No sooner had Cardinal Jorge Mario Bergoglio been elected Pope Francis when the Los Angeles Times started reporting on his alleged “timidity” in fighting Argentina’s dictatorship during the Dirty War, 1976 to 1983. The newspaper also cited the rap that he was “too quiet” during this period. Similarly, the New York Times is saying that the pope is being accused of “knowing about abuses and failing to do enough to stop them.” What is particularly striking about today’s front-page story on this issue—the pope “faces his own entanglement with the Dirty War”—is that it took four journalists in four different nations to work on it.
Anyone who thinks these newspapers want a more vocal Catholic Church would be wrong: it totally depends on the issue.
For example, when Cardinal Timothy Dolan accepted the invitation to speak at the Republican National Convention (he also closed the Democratic National Convention with a prayer), the Los Angeles Times said he should not have accepted because “lending his presence” sent the wrong message; he should have allowed “a local and lower-profile cleric to do the honors.” Last year, right before the election, the same newspaper ran an editorial calling on the IRS to keep “politics out of the pulpit,” specifically citing as objectionable those bishops who spoke out against the Health and Human Services (HHS) mandate.

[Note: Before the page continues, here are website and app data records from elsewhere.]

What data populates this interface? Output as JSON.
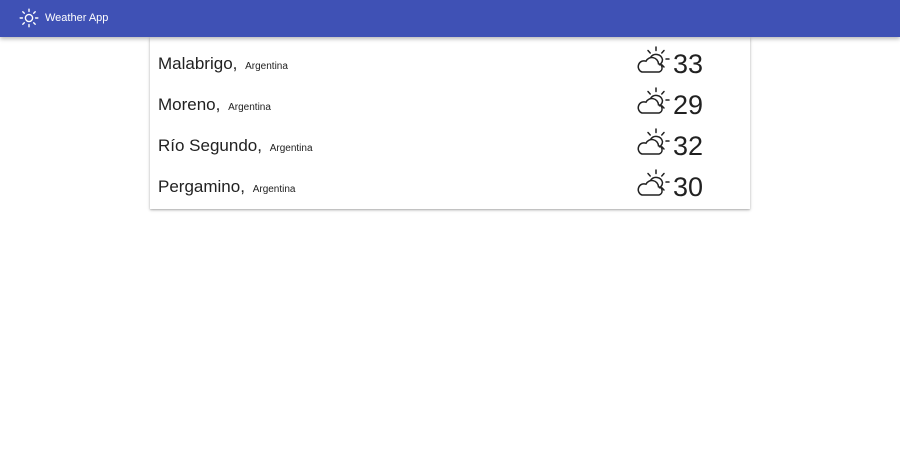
{
  "appbar": {
    "icon": "sun-icon",
    "title": "Weather App",
    "background_color": "#3f51b5"
  },
  "cities": [
    {
      "name": "Malabrigo",
      "separator": ",",
      "country": "Argentina",
      "icon": "partly-cloudy-icon",
      "temperature": "33"
    },
    {
      "name": "Moreno",
      "separator": ",",
      "country": "Argentina",
      "icon": "partly-cloudy-icon",
      "temperature": "29"
    },
    {
      "name": "Río Segundo",
      "separator": ",",
      "country": "Argentina",
      "icon": "partly-cloudy-icon",
      "temperature": "32"
    },
    {
      "name": "Pergamino",
      "separator": ",",
      "country": "Argentina",
      "icon": "partly-cloudy-icon",
      "temperature": "30"
    }
  ]
}
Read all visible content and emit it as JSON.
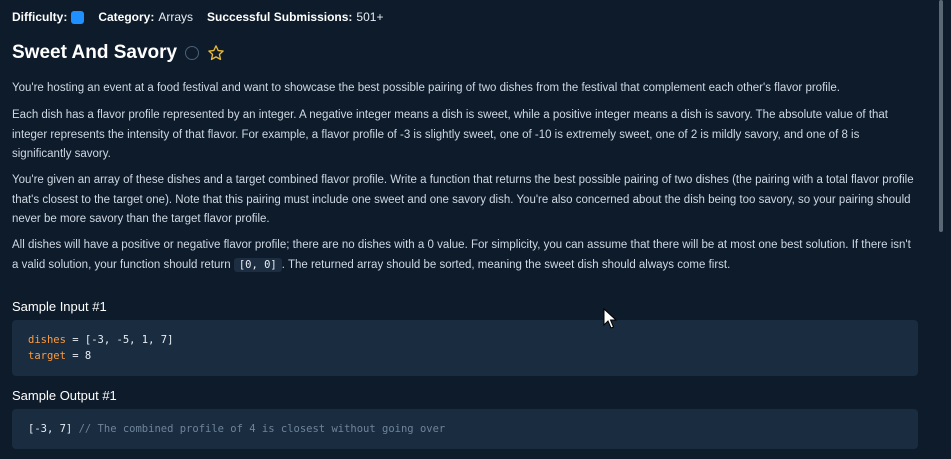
{
  "meta": {
    "difficulty_label": "Difficulty:",
    "difficulty_color": "#1e90ff",
    "category_label": "Category:",
    "category_value": "Arrays",
    "submissions_label": "Successful Submissions:",
    "submissions_value": "501+"
  },
  "title": "Sweet And Savory",
  "paragraphs": {
    "p1": "You're hosting an event at a food festival and want to showcase the best possible pairing of two dishes from the festival that complement each other's flavor profile.",
    "p2": "Each dish has a flavor profile represented by an integer. A negative integer means a dish is sweet, while a positive integer means a dish is savory. The absolute value of that integer represents the intensity of that flavor. For example, a flavor profile of -3 is slightly sweet, one of -10 is extremely sweet, one of 2 is mildly savory, and one of 8 is significantly savory.",
    "p3": "You're given an array of these dishes and a target combined flavor profile. Write a function that returns the best possible pairing of two dishes (the pairing with a total flavor profile that's closest to the target one). Note that this pairing must include one sweet and one savory dish. You're also concerned about the dish being too savory, so your pairing should never be more savory than the target flavor profile.",
    "p4_before": "All dishes will have a positive or negative flavor profile; there are no dishes with a 0 value. For simplicity, you can assume that there will be at most one best solution. If there isn't a valid solution, your function should return ",
    "p4_code": "[0, 0]",
    "p4_after": ". The returned array should be sorted, meaning the sweet dish should always come first."
  },
  "sample_input": {
    "heading": "Sample Input #1",
    "line1_var": "dishes",
    "line1_rest": " = [-3, -5, 1, 7]",
    "line2_var": "target",
    "line2_rest": " = 8"
  },
  "sample_output": {
    "heading": "Sample Output #1",
    "value": "[-3, 7]",
    "comment": " // The combined profile of 4 is closest without going over"
  }
}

Last year, the New York Times branded the Catholic response to the mandate “a dramatic stunt, full of indignation but built on air.” A month before the election, it accused leaders of the Catholic Church of “making inflammatory allegations” about the HHS edict.
So what do the Los Angeles Times and the New York Times want? They want the bishops to check in with them so they can decide whether the the Catholic Church should speak out or shut up. It is nothing short of amazing that these newspapers fail to see their own blatant inconsistencies. Either that, or they are more hopeless than we thought.